I can’t blame Fuji for that to be honest, if you want an insanely good viewfinder you can’t pretend that the battery last longer, as we say in Italy, you can’t have your wife drunk and the wine barrel full.
- Great ergonomics, it has a dial for almost everything
- The viewfinder is simply magnificent
- Great image quality
- Lightweight and very solid and well build camera
- Hugely improved AF
- The focus peak/digital split makes manual focus a piece of cake
- Impressive High ISO performances and beautiful noise
- Very good light metering and white balancing
- The battery doesn’t last long
- Same problem with complex textures as the previous sensor generation
- The custom button in front of the camera really got on my nerves
When I tested this camera on a specific area, live music photography, it didn’t disappointed me, and as a general purpose camera it’s perfect.

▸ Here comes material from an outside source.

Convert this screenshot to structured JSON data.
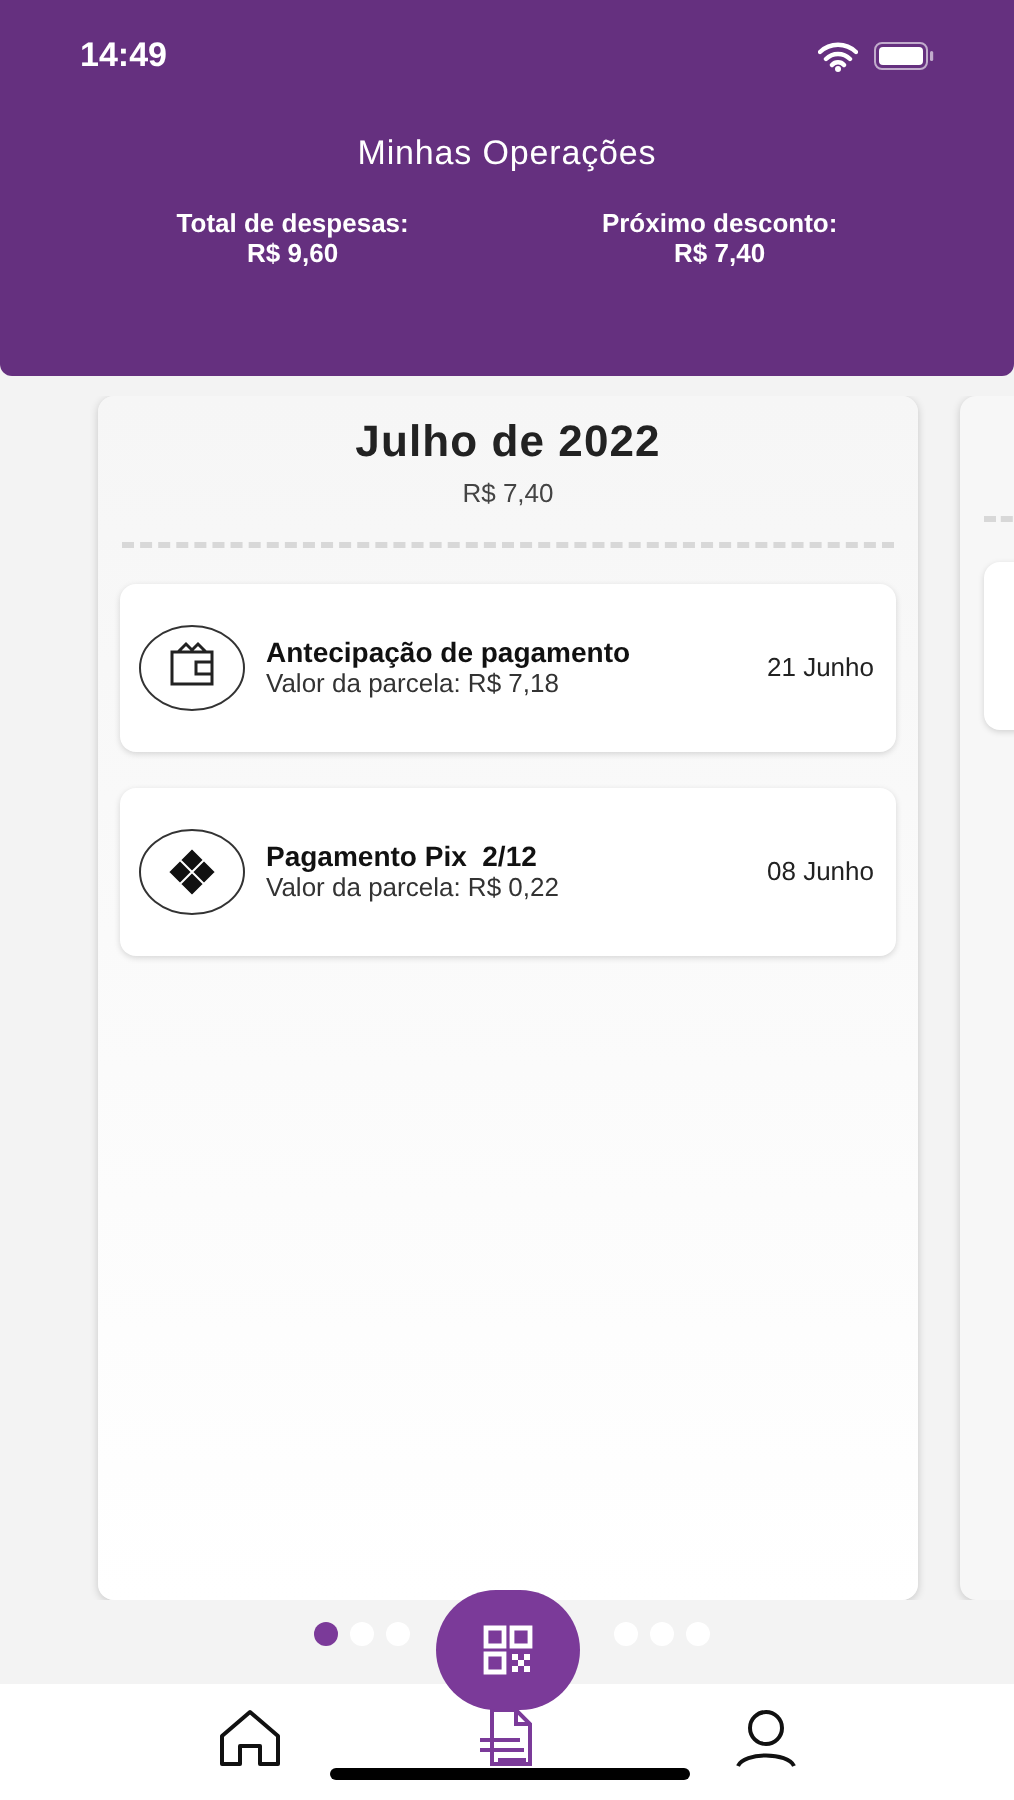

Again, it’s not a camera for every type of photography, it’s a camera made for street photographers and it works well in other fields, but if you are a sport photographer for example, just look somewhere else. The look and feel is great, the dials on the top plate are handy as hell and the image quality - apart a few glitches - is amazing.
DSLRs are still the king of the castle, but mirrorless cameras like the Fujifilm X-T1 are getting very close, and if Fuji will ever make a camera with this body and a full frame sensor, they’ll definitely get the crown. But for the moment, if you are looking for a lightweight alternative to a DSLR, this camera is a killer one, and definitely worth any cent you spend on it.
ISO 200 - f/11 - 18mm - 1/180
ISO 1600 - f/2 - 50mm - 1/250 with Canon FD 50mm f/1.4
ISO 200 - f/4 - 50mm - 1/500 with Canon FD 50mm f/1.4
ISO 200 - f/8 - 18mm - 1/500
ISO 200 - f/8 - 26.5mm - 1/250
ISO 200 - f/3.6 - 18mm - 1/180
ISO 3200 - f/3.6 - 37mm - 1/60
ISO 200 - f/9 - 18mm - 1/500
ISO 400 - f/4.5 - 55mm - 1/250
ISO 200 - f/2.8 - 50mm - 1/250 with Canon FD 50mm f/1.4